I saw in an equation today the value of .75.
For folks like me who wear bifocals and have little floating specks traversing our eyes, tiny little periods can easily be missed.
Therefore it is a good idea to express decimal values less than one with a zero before the decimal point.
Bad Example: .75
Good Example: 0.75
See? It is so much clearer that this is a small number. And if this paper is going to be copied or faxed or scanned or digitized, having that zero present will solve any disappearing period issues and the end-user will know for a fact what the number is supposed to be.
Besides, the SPE Style Guide specifically says:
“When writing decimal fractions, place a zero to the left of the decimal point
(0.5 not .5).”
Numerical Typo of the Day:
2103′ instead of the year 2013
This is a two-fer boo-boo: not only is the number transposed, but the unit of measure is wrong, feet instead of a year. Note that you should use ft not ‘ to designate feet. Folks like me with bifocals and floaters can see “ft” a whole lot better than those tiny single quotation marks.
Profound Quote of the Day:
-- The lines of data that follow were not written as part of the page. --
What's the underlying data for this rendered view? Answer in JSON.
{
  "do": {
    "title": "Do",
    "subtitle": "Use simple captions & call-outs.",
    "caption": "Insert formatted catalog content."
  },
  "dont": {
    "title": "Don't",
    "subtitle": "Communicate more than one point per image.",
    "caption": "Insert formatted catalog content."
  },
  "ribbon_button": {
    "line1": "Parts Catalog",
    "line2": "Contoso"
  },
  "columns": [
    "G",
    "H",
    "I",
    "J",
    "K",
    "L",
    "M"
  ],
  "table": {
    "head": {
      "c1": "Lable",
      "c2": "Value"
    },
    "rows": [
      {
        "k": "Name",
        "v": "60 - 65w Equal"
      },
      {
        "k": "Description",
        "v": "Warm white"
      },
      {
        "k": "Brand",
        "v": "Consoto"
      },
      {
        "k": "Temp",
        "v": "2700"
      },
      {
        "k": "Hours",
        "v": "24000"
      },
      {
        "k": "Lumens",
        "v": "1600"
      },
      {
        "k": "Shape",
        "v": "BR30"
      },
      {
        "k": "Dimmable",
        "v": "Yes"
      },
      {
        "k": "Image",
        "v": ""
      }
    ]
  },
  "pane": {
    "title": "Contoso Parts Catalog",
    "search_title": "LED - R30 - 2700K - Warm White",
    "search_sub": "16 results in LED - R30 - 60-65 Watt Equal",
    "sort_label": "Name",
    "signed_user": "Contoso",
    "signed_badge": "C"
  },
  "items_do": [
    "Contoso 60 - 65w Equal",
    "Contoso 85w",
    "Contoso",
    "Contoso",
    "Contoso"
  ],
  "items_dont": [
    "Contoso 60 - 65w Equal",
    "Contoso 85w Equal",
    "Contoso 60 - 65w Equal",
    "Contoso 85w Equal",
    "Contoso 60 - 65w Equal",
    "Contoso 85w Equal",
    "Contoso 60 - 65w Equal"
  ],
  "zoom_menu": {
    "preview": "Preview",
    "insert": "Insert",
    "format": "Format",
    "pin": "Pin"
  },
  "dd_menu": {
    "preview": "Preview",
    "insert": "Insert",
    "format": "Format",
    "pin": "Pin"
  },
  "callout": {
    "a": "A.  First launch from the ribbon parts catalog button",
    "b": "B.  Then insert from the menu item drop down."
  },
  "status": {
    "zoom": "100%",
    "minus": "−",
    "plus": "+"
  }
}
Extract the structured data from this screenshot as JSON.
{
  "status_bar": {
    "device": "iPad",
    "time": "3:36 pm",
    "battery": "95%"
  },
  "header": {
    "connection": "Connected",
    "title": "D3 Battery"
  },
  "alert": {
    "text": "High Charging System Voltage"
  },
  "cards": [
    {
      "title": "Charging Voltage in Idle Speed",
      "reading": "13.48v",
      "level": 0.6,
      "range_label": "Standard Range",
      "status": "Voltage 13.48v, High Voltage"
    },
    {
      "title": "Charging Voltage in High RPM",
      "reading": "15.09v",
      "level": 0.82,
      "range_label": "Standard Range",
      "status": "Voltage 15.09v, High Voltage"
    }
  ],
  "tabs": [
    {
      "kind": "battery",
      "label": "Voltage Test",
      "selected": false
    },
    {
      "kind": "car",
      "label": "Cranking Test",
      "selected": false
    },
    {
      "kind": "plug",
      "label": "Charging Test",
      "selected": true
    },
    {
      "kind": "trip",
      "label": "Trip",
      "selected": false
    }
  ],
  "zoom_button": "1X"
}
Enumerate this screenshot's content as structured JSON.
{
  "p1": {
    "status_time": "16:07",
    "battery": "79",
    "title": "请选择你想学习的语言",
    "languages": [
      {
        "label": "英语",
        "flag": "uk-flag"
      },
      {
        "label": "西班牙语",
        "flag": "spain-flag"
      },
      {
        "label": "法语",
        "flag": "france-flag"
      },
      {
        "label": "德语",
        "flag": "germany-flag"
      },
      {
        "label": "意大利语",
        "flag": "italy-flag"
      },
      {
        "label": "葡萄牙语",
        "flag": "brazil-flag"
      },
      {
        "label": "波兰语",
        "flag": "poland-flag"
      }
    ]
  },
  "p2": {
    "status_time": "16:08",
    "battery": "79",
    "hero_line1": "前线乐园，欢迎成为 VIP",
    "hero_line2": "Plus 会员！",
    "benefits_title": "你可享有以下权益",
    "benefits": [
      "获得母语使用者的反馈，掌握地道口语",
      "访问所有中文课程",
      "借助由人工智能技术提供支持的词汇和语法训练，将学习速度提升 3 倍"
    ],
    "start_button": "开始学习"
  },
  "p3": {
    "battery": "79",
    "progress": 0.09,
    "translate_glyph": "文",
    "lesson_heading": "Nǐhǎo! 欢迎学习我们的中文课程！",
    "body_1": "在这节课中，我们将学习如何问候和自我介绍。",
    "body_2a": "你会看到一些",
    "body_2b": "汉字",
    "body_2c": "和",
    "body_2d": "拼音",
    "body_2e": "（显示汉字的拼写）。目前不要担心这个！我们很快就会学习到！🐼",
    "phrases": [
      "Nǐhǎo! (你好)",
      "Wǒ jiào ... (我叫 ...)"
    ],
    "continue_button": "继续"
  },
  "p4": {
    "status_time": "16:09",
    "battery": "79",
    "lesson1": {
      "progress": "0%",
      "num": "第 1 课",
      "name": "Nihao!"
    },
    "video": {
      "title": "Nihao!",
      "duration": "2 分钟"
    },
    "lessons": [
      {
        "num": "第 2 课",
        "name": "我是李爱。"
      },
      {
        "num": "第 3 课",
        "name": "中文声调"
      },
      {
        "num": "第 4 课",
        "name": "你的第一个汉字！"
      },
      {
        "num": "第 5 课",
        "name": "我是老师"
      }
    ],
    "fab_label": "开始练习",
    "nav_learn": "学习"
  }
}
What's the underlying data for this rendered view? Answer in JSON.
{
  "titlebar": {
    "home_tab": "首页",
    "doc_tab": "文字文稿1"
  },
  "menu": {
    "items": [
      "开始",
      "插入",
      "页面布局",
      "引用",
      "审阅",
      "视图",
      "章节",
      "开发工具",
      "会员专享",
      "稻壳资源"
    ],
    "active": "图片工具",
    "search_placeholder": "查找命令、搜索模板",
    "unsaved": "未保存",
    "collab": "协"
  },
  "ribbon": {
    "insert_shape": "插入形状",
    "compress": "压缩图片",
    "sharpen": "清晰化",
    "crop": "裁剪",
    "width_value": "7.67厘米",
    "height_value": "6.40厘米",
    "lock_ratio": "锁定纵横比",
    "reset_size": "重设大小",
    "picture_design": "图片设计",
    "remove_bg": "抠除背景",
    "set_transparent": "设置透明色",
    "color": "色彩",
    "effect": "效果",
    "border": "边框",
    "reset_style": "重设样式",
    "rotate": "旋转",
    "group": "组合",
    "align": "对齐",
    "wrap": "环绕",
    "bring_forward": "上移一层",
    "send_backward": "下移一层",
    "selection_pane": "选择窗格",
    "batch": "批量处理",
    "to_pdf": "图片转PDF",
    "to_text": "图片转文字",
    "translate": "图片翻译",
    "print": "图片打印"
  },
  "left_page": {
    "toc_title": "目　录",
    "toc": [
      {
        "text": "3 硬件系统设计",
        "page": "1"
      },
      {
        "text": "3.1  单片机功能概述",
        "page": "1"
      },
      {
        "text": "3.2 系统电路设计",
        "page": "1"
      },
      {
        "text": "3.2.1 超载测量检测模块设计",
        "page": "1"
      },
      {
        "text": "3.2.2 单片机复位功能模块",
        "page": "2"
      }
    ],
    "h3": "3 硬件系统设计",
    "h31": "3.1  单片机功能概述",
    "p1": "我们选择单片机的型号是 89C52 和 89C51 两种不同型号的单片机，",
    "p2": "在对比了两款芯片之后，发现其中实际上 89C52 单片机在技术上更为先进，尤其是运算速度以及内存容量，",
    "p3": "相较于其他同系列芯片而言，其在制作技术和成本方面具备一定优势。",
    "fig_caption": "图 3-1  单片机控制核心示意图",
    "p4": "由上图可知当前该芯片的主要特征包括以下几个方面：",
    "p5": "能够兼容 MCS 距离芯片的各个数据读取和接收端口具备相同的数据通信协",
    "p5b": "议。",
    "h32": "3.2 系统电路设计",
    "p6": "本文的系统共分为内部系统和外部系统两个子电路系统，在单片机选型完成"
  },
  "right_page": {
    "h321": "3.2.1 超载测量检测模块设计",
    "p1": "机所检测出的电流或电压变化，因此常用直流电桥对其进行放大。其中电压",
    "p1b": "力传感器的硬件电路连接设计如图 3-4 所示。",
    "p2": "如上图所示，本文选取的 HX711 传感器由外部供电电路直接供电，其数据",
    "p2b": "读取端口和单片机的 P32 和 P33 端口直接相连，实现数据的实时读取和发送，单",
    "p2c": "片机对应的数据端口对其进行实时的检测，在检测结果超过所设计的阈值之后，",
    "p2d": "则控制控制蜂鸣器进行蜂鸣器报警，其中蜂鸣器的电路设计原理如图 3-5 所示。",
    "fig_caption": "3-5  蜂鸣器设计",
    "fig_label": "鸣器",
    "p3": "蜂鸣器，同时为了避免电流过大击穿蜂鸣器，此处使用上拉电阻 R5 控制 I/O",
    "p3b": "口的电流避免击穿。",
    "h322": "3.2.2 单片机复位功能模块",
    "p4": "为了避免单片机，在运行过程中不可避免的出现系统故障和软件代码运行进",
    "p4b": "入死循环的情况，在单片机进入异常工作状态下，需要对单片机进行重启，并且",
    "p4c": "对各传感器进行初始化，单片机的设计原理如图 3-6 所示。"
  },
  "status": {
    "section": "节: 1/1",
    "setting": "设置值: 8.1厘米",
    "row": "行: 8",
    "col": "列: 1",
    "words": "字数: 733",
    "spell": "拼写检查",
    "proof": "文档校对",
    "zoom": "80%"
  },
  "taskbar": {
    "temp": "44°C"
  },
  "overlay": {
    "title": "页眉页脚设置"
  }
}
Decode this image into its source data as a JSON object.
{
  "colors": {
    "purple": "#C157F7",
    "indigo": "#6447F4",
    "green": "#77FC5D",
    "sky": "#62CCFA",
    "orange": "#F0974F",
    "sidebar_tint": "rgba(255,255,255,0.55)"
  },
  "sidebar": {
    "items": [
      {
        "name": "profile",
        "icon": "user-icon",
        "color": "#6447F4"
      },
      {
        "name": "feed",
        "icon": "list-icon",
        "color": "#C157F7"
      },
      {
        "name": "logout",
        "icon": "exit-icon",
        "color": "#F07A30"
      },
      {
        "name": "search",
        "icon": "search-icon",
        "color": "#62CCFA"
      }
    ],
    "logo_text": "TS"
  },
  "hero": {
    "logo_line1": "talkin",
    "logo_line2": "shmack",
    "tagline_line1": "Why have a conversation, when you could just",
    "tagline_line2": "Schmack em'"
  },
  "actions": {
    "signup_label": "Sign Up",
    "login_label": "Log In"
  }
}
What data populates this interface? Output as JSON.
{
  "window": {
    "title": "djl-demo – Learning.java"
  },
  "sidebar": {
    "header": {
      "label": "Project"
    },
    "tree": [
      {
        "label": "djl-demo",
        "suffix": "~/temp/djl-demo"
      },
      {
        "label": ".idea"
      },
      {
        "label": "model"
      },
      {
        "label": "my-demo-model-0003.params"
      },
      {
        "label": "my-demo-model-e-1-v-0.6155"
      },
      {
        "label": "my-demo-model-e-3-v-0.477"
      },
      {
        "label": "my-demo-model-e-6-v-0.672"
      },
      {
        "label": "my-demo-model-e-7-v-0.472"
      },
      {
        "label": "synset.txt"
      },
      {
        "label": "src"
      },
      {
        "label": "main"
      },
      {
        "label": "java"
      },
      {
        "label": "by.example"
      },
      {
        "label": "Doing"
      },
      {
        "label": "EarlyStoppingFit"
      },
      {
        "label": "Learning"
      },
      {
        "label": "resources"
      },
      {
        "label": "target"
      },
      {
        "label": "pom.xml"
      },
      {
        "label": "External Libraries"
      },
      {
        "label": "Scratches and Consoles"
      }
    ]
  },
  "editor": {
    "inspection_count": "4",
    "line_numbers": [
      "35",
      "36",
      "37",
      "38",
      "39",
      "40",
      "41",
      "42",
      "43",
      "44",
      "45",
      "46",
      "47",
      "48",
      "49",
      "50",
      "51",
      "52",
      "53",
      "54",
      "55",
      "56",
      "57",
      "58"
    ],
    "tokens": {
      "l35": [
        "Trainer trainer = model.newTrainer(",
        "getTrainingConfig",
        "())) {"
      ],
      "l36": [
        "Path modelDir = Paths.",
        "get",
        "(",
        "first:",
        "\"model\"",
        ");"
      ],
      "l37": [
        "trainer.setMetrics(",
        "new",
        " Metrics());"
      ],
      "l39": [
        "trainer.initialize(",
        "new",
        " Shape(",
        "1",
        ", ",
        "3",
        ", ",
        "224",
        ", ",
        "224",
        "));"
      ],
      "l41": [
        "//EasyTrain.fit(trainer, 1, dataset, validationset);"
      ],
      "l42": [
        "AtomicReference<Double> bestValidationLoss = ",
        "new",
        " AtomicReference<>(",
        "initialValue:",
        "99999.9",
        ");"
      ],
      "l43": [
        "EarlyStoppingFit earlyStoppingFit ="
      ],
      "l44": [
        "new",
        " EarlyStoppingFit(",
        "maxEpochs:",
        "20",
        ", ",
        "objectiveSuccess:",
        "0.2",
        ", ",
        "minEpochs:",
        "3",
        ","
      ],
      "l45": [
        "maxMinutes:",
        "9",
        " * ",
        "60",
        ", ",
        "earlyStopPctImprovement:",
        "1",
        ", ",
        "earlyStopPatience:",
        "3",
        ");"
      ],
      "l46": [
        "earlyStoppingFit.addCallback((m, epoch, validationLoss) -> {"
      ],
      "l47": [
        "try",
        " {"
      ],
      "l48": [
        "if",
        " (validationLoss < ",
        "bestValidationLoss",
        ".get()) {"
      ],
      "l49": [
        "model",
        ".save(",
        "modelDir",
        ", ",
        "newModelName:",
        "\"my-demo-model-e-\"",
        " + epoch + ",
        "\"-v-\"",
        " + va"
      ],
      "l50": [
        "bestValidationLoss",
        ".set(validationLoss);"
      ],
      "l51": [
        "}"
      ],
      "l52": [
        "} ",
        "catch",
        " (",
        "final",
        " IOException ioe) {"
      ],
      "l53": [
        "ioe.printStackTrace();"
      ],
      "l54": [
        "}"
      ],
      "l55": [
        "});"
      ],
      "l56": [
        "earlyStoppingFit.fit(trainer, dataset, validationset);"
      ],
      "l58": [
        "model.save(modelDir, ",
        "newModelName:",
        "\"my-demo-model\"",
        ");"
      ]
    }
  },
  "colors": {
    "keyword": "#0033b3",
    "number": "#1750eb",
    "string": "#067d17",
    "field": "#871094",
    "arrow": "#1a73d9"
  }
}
“A good decision is based on knowledge and not on numbers.”
– Plato, Greek philosopher, 427-347 BC